But some of the items seized seem to have more to do with illicit money-making than political skulduggery, suggesting ties between organized criminal groups and hard-line nationalists in the Croat-administered areas of Bosnia. The items included machinery for fabricating credit cards and phone cards and for duplicating pornographic videotapes.

While only 10 percent of the seized documents have been translated thus far, they "clearly show that senior officials have made great personal financial gain from these illegal operations," an internal NATO summary says.

"It reconfirms the existence of corrupt power linkages," a NATO officer said, including successful efforts to divert tax revenues to Croatia's ruling party and to pressure Croatian military officers into supporting the party's agenda. The documents also suggest that the flow of funds has been large enough to provoke squabbling between top officials in Zagreb, the Croatian capital, over where they were to be deposited and who would control them. "Ultimately," said one U.N. official, "it's not about nationalism; it's about power and the money it gets you."

NATO and diplomatic officials in Sarajevo say they still do not know the full scope of Zagreb's secret payments to Bosnian Croat hard-liners. They say they do know, however, that the funds are being used not only to pay for intelligence activities, but also the salaries of an estimated 10,000 Croats in the Bosnian army, as well as police officers working in the Mostar region.

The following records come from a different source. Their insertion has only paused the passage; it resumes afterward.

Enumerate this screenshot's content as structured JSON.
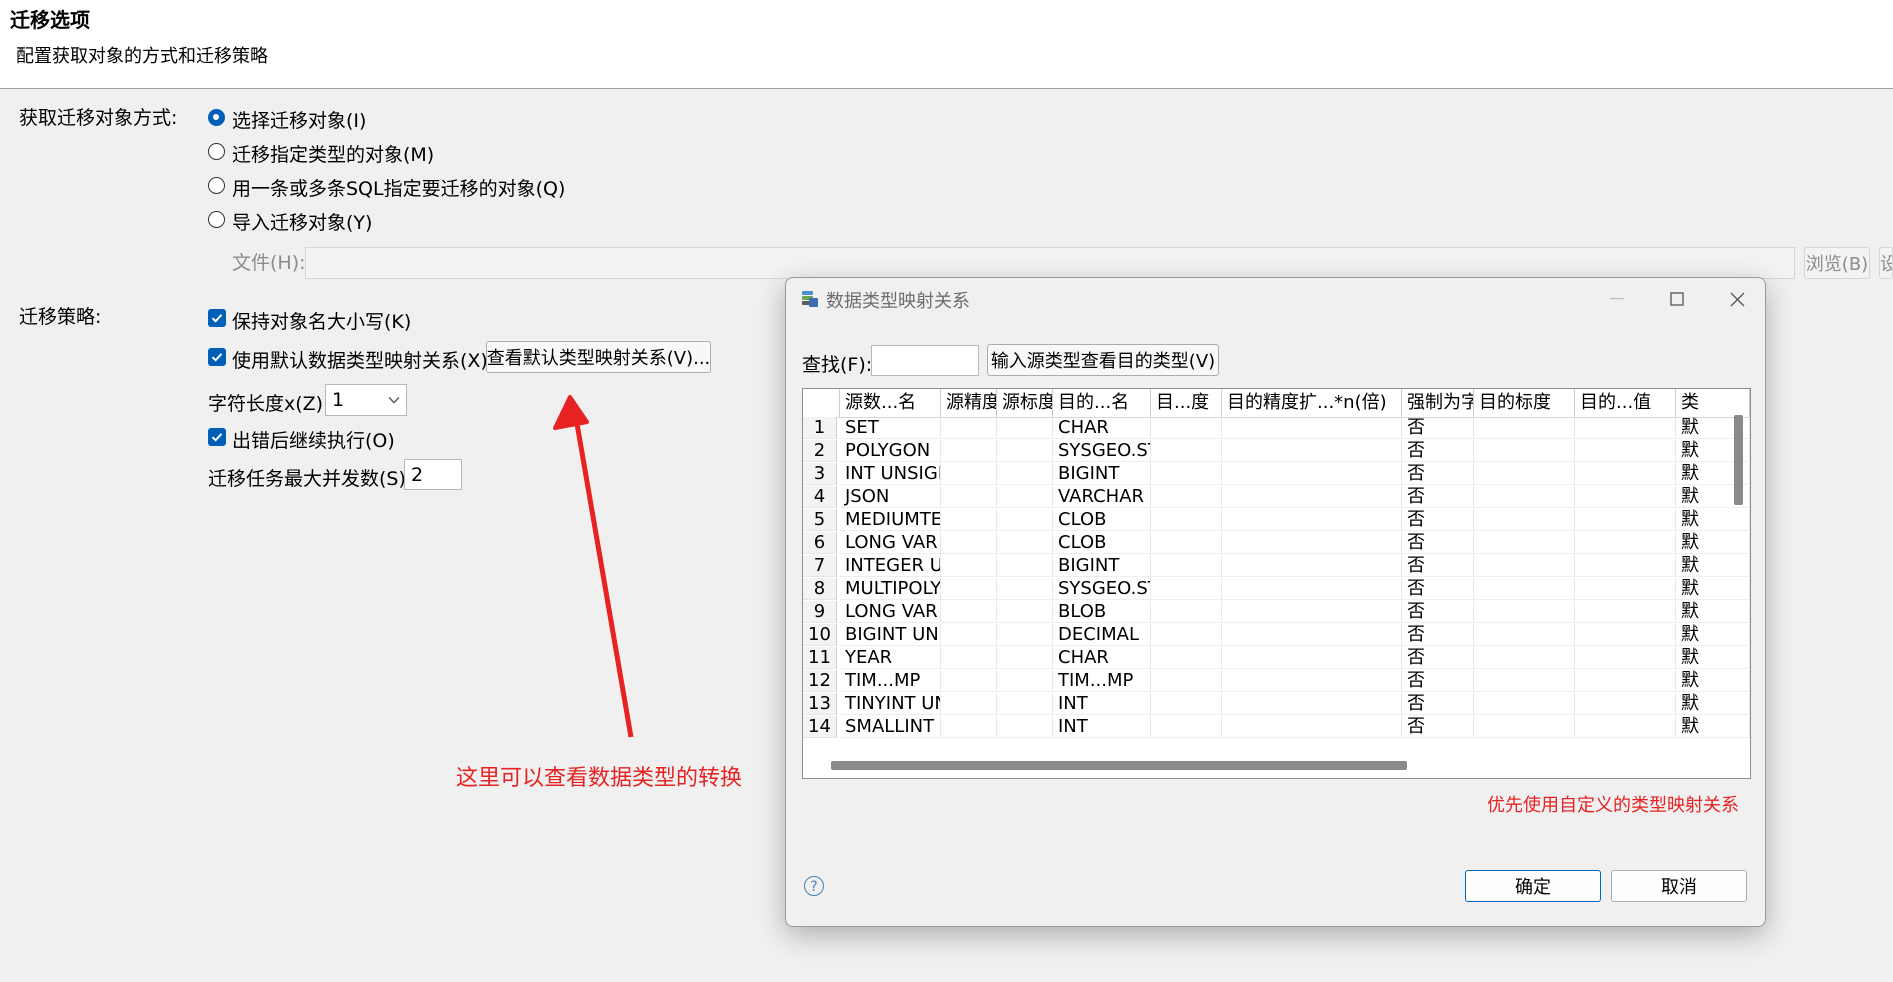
{
  "header": {
    "title": "迁移选项",
    "subtitle": "配置获取对象的方式和迁移策略"
  },
  "acquire": {
    "label": "获取迁移对象方式:",
    "options": [
      "选择迁移对象(I)",
      "迁移指定类型的对象(M)",
      "用一条或多条SQL指定要迁移的对象(Q)",
      "导入迁移对象(Y)"
    ],
    "selected_index": 0,
    "file_label": "文件(H):",
    "file_value": "",
    "browse_label": "浏览(B)",
    "cut_label": "设"
  },
  "strategy": {
    "label": "迁移策略:",
    "keep_case": "保持对象名大小写(K)",
    "keep_case_checked": true,
    "use_default_mapping": "使用默认数据类型映射关系(X)",
    "use_default_mapping_checked": true,
    "view_mapping_button": "查看默认类型映射关系(V)...",
    "char_len_label": "字符长度x(Z):",
    "char_len_value": "1",
    "continue_on_error": "出错后继续执行(O)",
    "continue_on_error_checked": true,
    "max_concurrency_label": "迁移任务最大并发数(S):",
    "max_concurrency_value": "2"
  },
  "annotation": {
    "text": "这里可以查看数据类型的转换",
    "color": "#e62222"
  },
  "dialog": {
    "title": "数据类型映射关系",
    "find_label": "查找(F):",
    "find_value": "",
    "lookup_button": "输入源类型查看目的类型(V)",
    "columns": [
      "源数...名",
      "源精度",
      "源标度",
      "目的...名",
      "目...度",
      "目的精度扩...*n(倍)",
      "强制为字",
      "目的标度",
      "目的...值",
      "类"
    ],
    "rows": [
      {
        "n": "1",
        "src": "SET",
        "dst": "CHAR",
        "force": "否",
        "kind": "默"
      },
      {
        "n": "2",
        "src": "POLYGON",
        "dst": "SYSGEO.ST",
        "force": "否",
        "kind": "默"
      },
      {
        "n": "3",
        "src": "INT UNSIGI",
        "dst": "BIGINT",
        "force": "否",
        "kind": "默"
      },
      {
        "n": "4",
        "src": "JSON",
        "dst": "VARCHAR",
        "force": "否",
        "kind": "默"
      },
      {
        "n": "5",
        "src": "MEDIUMTE",
        "dst": "CLOB",
        "force": "否",
        "kind": "默"
      },
      {
        "n": "6",
        "src": "LONG VAR",
        "dst": "CLOB",
        "force": "否",
        "kind": "默"
      },
      {
        "n": "7",
        "src": "INTEGER U",
        "dst": "BIGINT",
        "force": "否",
        "kind": "默"
      },
      {
        "n": "8",
        "src": "MULTIPOLY",
        "dst": "SYSGEO.ST",
        "force": "否",
        "kind": "默"
      },
      {
        "n": "9",
        "src": "LONG VAR",
        "dst": "BLOB",
        "force": "否",
        "kind": "默"
      },
      {
        "n": "10",
        "src": "BIGINT UNS",
        "dst": "DECIMAL",
        "force": "否",
        "kind": "默"
      },
      {
        "n": "11",
        "src": "YEAR",
        "dst": "CHAR",
        "force": "否",
        "kind": "默"
      },
      {
        "n": "12",
        "src": "TIM...MP",
        "dst": "TIM...MP",
        "force": "否",
        "kind": "默"
      },
      {
        "n": "13",
        "src": "TINYINT UN",
        "dst": "INT",
        "force": "否",
        "kind": "默"
      },
      {
        "n": "14",
        "src": "SMALLINT",
        "dst": "INT",
        "force": "否",
        "kind": "默"
      }
    ],
    "note": "优先使用自定义的类型映射关系",
    "help_symbol": "?",
    "ok": "确定",
    "cancel": "取消",
    "colors": {
      "accent": "#005fb8",
      "note": "#e62222"
    }
  }
}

Wolfgang Petritsch, the West's top representative in Bosnia, estimates that the total payments could amount to nearly $2 million a day and that most of it is meant to help preserve the eventual aim of partitioning Bosnia along ethnic lines. But with Tudjman gone, Petritsch said, the government in Zagreb may finally halt such payments, which have already provoked dissent among Croatian citizens suffering the hardships of economic recession. That in turn may ease tensions throughout the region, he said.